### Try it
Return all the data below as it stands, minus the pictures.

### Collection entries

□ □ □

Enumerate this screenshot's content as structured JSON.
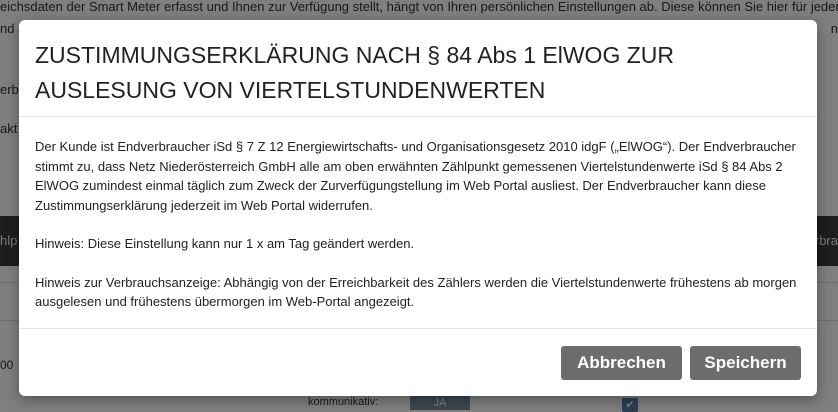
{
  "background": {
    "line1": "eichsdaten der Smart Meter erfasst und Ihnen zur Verfügung stellt, hängt von Ihren persönlichen Einstellungen ab. Diese können Sie hier für jeden",
    "line2": "nd a",
    "line2_right": "n",
    "line3": "erb",
    "line4": "akt",
    "bar_left": "hlp",
    "bar_right": "erbra",
    "row_number": "00",
    "kommunikativ_label": "kommunikativ:",
    "ja_value": "JA",
    "check_glyph": "✔"
  },
  "modal": {
    "title": "ZUSTIMMUNGSERKLÄRUNG NACH § 84 Abs 1 ElWOG ZUR AUSLESUNG VON VIERTELSTUNDENWERTEN",
    "paragraph1": "Der Kunde ist Endverbraucher iSd § 7 Z 12 Energiewirtschafts- und Organisationsgesetz 2010 idgF („ElWOG“). Der Endverbraucher stimmt zu, dass Netz Niederösterreich GmbH alle am oben erwähnten Zählpunkt gemessenen Viertelstundenwerte iSd § 84 Abs 2 ElWOG zumindest einmal täglich zum Zweck der Zurverfügungstellung im Web Portal ausliest. Der Endverbraucher kann diese Zustimmungserklärung jederzeit  im Web Portal widerrufen.",
    "paragraph2": "Hinweis: Diese Einstellung kann nur 1 x am Tag geändert werden.",
    "paragraph3": "Hinweis zur Verbrauchsanzeige: Abhängig von der Erreichbarkeit des Zählers werden die Viertelstundenwerte frühestens ab morgen ausgelesen und frühestens übermorgen im Web-Portal angezeigt.",
    "cancel_label": "Abbrechen",
    "save_label": "Speichern"
  },
  "colors": {
    "button_bg": "#6d6d6d",
    "overlay": "rgba(0,0,0,0.5)"
  }
}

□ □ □

### Answer to the problem
Enumerate this screenshot's content as structured JSON.
{
  "background": {
    "line1": "eichsdaten der Smart Meter erfasst und Ihnen zur Verfügung stellt, hängt von Ihren persönlichen Einstellungen ab. Diese können Sie hier für jeden",
    "line2": "nd a",
    "line2_right": "n",
    "line3": "erb",
    "line4": "akt",
    "bar_left": "hlp",
    "bar_right": "erbra",
    "row_number": "00",
    "kommunikativ_label": "kommunikativ:",
    "ja_value": "JA",
    "check_glyph": "✔"
  },
  "modal": {
    "title": "ZUSTIMMUNGSERKLÄRUNG NACH § 84 Abs 1 ElWOG ZUR AUSLESUNG VON VIERTELSTUNDENWERTEN",
    "paragraph1": "Der Kunde ist Endverbraucher iSd § 7 Z 12 Energiewirtschafts- und Organisationsgesetz 2010 idgF („ElWOG“). Der Endverbraucher stimmt zu, dass Netz Niederösterreich GmbH alle am oben erwähnten Zählpunkt gemessenen Viertelstundenwerte iSd § 84 Abs 2 ElWOG zumindest einmal täglich zum Zweck der Zurverfügungstellung im Web Portal ausliest. Der Endverbraucher kann diese Zustimmungserklärung jederzeit  im Web Portal widerrufen.",
    "paragraph2": "Hinweis: Diese Einstellung kann nur 1 x am Tag geändert werden.",
    "paragraph3": "Hinweis zur Verbrauchsanzeige: Abhängig von der Erreichbarkeit des Zählers werden die Viertelstundenwerte frühestens ab morgen ausgelesen und frühestens übermorgen im Web-Portal angezeigt.",
    "cancel_label": "Abbrechen",
    "save_label": "Speichern"
  },
  "colors": {
    "button_bg": "#6d6d6d",
    "overlay": "rgba(0,0,0,0.5)"
  }
}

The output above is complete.